Further to our recent publication regarding the Economic Development Bill (“the Bill”), the government has now passed the Bill. After a public consultation process lasting only three weeks, the Parliament agreed on an amended version of the Bill in the early hours of 29 November 2012.  


A report by the State Development, Infrastructure and Industry Committee (“SDIIC”), which considered submissions made during the public consultation process, made 20 recommendations in regards to the Bill. These included:

  • “that the Minister provide additional briefings to local governments and other stakeholders, including all infrastructure providers, about the level of engagement they can expect throughout the priority development areas (“PDA”) and Provisional PDA application, decision-making and management process.”
  • “that the Deputy Premier and Minister for State Development, Infrastructure and Planning investigate and make any necessary legislative amendments to ensure that local governments are appropriately safeguarded against significant infrastructure costs resulting from infrastructure agreements.”
  • “that the Minister ensure a robust consultation process is held with all relevant stakeholders in the development of the guidelines to support decision-making around temporary emissions licences.”  

There were also a number of recommendations made in relation to specific clauses of the Bill.  


In accordance with the recommendations made by the SDIIC, there were a number of amendments made to the Bill before it was passed.  

Amendments were made to clause 169 of the Bill to clarify that, where the Minister for Economic Development Queensland (the Minister) has delegated functions or powers to a local government, the local government may sub-delegate these functions to an appropriately qualified employee of the local government. The amendments also provided for circumstances where the Minister can identify powers and functions that may not be sub-delegated. The amendments are consistent with the existing practice of delegating powers to local governments under s 136 of the Urban Land Development Authority Act 2007 (which will be repealed once the new Act commences).  

There were also significant amendments made to the clauses in the Bill which sought to amend the State Development and Public Works Organisation Act 1971 (“SDPWO”). These included the introduction of a new clause which amends s 76L of the SDPWO to remove the restriction that a step-in notice may only be given after a progression notice and a notice to decided has been given. This allows the Coordinator-General to step in at any time after the Minister has approved the giving of a step-in notice. This amendment aims to ensure timely decision making by the Coordinator-General and applies to both existing and future prescribed projects.

Other revisions dealt with the new private infrastructure facility (“PIF”) provisions. These amendments allow a proponent to apply for approval of a project as a PIF if the Coordinator-General is satisfied that the project in question has been subject to an environmental assessment under an Act other than SDPWO and that the assessment process has been adequate. The purpose of this amendment is to provide that projects which may be suitable for approval as a PIF are not precluded from applying. A related amendment requires the proponent to negotiate with the landowners for a minimum of six months (an increase from the originally proposed four month negotiation period) and take reasonable steps to purchase the land before seeking approval as a PIF. This is to ensure further fairness to landowners and to encourage the earliest practical notification of intent to acquire land.  

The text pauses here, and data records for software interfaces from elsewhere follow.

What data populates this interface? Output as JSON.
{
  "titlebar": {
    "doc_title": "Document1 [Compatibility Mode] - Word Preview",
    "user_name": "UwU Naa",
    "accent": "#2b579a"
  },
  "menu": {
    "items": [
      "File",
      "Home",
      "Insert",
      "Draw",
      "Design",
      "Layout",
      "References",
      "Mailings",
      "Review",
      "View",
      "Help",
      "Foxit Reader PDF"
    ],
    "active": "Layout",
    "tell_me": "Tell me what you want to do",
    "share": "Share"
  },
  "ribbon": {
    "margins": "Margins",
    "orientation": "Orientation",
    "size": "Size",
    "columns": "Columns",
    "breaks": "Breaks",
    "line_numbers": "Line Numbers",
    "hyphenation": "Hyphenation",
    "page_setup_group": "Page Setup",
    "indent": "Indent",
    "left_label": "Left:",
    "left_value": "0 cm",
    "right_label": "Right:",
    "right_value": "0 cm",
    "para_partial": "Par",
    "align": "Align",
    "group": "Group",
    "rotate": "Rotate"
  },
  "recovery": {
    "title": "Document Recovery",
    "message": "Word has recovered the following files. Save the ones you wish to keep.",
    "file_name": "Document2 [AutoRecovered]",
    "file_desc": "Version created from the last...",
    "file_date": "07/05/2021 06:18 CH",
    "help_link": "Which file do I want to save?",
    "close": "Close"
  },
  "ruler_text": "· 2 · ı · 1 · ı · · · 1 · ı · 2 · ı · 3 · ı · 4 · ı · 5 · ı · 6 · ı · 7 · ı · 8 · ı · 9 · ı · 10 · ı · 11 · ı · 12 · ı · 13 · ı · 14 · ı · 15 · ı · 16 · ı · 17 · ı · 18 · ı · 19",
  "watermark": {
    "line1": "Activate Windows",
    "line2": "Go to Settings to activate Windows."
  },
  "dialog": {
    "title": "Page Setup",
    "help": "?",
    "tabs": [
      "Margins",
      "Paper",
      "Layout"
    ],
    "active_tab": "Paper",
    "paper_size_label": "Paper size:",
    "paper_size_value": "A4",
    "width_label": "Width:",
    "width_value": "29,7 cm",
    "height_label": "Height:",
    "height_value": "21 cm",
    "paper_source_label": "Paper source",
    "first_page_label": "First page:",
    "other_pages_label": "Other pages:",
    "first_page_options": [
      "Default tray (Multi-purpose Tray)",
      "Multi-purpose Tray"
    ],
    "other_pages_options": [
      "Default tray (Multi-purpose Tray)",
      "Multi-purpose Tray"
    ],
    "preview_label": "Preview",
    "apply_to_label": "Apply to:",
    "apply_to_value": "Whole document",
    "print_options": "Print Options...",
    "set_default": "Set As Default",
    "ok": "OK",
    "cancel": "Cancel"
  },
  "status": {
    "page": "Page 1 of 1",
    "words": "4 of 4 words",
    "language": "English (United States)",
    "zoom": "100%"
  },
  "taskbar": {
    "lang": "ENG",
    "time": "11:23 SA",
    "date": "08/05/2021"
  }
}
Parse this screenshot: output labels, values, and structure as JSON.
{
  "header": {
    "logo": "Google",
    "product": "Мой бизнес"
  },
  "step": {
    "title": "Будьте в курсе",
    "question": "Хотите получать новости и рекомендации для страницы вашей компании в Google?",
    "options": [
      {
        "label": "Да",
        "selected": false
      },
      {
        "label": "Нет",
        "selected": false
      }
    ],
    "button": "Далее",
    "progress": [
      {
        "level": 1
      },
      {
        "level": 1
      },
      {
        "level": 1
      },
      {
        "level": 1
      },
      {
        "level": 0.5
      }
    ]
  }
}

Otherwise, the amendments to the Bill were relatively minor.  

These included a number of changes to the clauses in the Bill which sought to amend the Environmental Protection Ac 1994. These included the adoption of the term ‘applicable event’ instead of ‘emergent event’ to remove confusion in describing when a temporary emissions licence (“TEL”) may be approved, rewording a section to ensure that broader economic considerations (as opposed to financial impacts on an individual applicant) are taken into account when granting a TEL, and inserting new clauses to ensure that proper administrative records are kept.  

Two minor amendments were also made to the clauses in the Bill which sought to amend the South Bank Corporation Act 1989 (“SBCA”). The first of which removes “placing an advertising device on buildings” from the definition of “operational work” to ensure that the erection or affixing of advertising signage within South Bank will not require development approval under the SBCA. The second amendment empowers security guards, engaged by the Brisbane City Council, to issue 24-hour exclusion notices in the same way police officers are empowered by the SBCA.1 1 The Explanatory Notes for these amendments note, specifically in relation to this amendment, that the Council is empowered to make application to the Court for a long term exclusion, in accordance with s 86 of the SBCA.  


Overall, the Bill as passed retained most of the sweeping changes that were proposed when the Bill was first introduced to the Parliament. The true test will come when the Bill commences and the proposed changes begin to take practical effect. However, with a date of commencement still yet to be confirmed, it may be some time before we see any consequences of the government’s new economic development vision.